**Problem requirements:**
Please reproduce the entries that follow without a single difference.

**Task data:**
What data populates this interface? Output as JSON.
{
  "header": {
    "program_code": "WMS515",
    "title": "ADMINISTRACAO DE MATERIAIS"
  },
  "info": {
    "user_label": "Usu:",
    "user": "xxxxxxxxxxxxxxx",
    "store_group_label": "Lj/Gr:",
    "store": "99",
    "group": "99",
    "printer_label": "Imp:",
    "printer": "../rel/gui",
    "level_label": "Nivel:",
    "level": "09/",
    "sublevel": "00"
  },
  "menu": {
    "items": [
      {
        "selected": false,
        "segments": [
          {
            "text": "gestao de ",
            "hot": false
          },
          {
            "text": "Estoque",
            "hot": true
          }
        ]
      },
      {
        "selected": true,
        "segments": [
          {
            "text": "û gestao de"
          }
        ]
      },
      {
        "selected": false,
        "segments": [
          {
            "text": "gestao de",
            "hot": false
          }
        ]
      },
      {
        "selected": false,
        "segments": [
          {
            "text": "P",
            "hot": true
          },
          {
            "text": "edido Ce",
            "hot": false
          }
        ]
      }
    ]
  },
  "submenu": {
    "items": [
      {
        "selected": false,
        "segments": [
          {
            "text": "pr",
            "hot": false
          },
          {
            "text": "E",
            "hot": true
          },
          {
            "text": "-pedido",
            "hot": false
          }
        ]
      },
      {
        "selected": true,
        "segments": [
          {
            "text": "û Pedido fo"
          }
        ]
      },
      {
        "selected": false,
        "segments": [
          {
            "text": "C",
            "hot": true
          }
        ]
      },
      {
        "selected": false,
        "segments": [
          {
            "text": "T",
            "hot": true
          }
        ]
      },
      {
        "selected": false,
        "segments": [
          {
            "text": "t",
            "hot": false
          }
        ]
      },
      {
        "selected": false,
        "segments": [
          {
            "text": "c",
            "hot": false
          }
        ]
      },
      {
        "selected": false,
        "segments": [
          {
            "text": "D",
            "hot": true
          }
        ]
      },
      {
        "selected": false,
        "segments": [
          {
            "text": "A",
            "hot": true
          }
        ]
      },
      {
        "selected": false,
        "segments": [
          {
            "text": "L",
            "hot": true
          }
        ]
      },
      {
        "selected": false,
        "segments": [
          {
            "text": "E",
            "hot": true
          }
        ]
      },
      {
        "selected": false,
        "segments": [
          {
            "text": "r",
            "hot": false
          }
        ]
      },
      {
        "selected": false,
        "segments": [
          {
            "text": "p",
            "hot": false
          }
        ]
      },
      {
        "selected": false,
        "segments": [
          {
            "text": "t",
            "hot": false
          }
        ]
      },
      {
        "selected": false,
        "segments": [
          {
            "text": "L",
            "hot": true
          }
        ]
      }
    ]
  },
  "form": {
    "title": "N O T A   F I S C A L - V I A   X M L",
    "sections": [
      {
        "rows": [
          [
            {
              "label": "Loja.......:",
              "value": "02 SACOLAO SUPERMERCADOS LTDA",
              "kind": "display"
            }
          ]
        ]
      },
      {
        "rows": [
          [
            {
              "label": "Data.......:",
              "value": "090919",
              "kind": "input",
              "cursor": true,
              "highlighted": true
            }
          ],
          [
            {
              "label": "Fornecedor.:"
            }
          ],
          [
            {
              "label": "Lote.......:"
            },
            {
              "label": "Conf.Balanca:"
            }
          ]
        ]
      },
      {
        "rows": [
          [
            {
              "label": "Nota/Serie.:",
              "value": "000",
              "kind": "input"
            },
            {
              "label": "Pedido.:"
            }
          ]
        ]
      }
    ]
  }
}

**Response to the exercise:**
What data populates this interface? Output as JSON.
{
  "header": {
    "program_code": "WMS515",
    "title": "ADMINISTRACAO DE MATERIAIS"
  },
  "info": {
    "user_label": "Usu:",
    "user": "xxxxxxxxxxxxxxx",
    "store_group_label": "Lj/Gr:",
    "store": "99",
    "group": "99",
    "printer_label": "Imp:",
    "printer": "../rel/gui",
    "level_label": "Nivel:",
    "level": "09/",
    "sublevel": "00"
  },
  "menu": {
    "items": [
      {
        "selected": false,
        "segments": [
          {
            "text": "gestao de ",
            "hot": false
          },
          {
            "text": "Estoque",
            "hot": true
          }
        ]
      },
      {
        "selected": true,
        "segments": [
          {
            "text": "û gestao de"
          }
        ]
      },
      {
        "selected": false,
        "segments": [
          {
            "text": "gestao de",
            "hot": false
          }
        ]
      },
      {
        "selected": false,
        "segments": [
          {
            "text": "P",
            "hot": true
          },
          {
            "text": "edido Ce",
            "hot": false
          }
        ]
      }
    ]
  },
  "submenu": {
    "items": [
      {
        "selected": false,
        "segments": [
          {
            "text": "pr",
            "hot": false
          },
          {
            "text": "E",
            "hot": true
          },
          {
            "text": "-pedido",
            "hot": false
          }
        ]
      },
      {
        "selected": true,
        "segments": [
          {
            "text": "û Pedido fo"
          }
        ]
      },
      {
        "selected": false,
        "segments": [
          {
            "text": "C",
            "hot": true
          }
        ]
      },
      {
        "selected": false,
        "segments": [
          {
            "text": "T",
            "hot": true
          }
        ]
      },
      {
        "selected": false,
        "segments": [
          {
            "text": "t",
            "hot": false
          }
        ]
      },
      {
        "selected": false,
        "segments": [
          {
            "text": "c",
            "hot": false
          }
        ]
      },
      {
        "selected": false,
        "segments": [
          {
            "text": "D",
            "hot": true
          }
        ]
      },
      {
        "selected": false,
        "segments": [
          {
            "text": "A",
            "hot": true
          }
        ]
      },
      {
        "selected": false,
        "segments": [
          {
            "text": "L",
            "hot": true
          }
        ]
      },
      {
        "selected": false,
        "segments": [
          {
            "text": "E",
            "hot": true
          }
        ]
      },
      {
        "selected": false,
        "segments": [
          {
            "text": "r",
            "hot": false
          }
        ]
      },
      {
        "selected": false,
        "segments": [
          {
            "text": "p",
            "hot": false
          }
        ]
      },
      {
        "selected": false,
        "segments": [
          {
            "text": "t",
            "hot": false
          }
        ]
      },
      {
        "selected": false,
        "segments": [
          {
            "text": "L",
            "hot": true
          }
        ]
      }
    ]
  },
  "form": {
    "title": "N O T A   F I S C A L - V I A   X M L",
    "sections": [
      {
        "rows": [
          [
            {
              "label": "Loja.......:",
              "value": "02 SACOLAO SUPERMERCADOS LTDA",
              "kind": "display"
            }
          ]
        ]
      },
      {
        "rows": [
          [
            {
              "label": "Data.......:",
              "value": "090919",
              "kind": "input",
              "cursor": true,
              "highlighted": true
            }
          ],
          [
            {
              "label": "Fornecedor.:"
            }
          ],
          [
            {
              "label": "Lote.......:"
            },
            {
              "label": "Conf.Balanca:"
            }
          ]
        ]
      },
      {
        "rows": [
          [
            {
              "label": "Nota/Serie.:",
              "value": "000",
              "kind": "input"
            },
            {
              "label": "Pedido.:"
            }
          ]
        ]
      }
    ]
  }
}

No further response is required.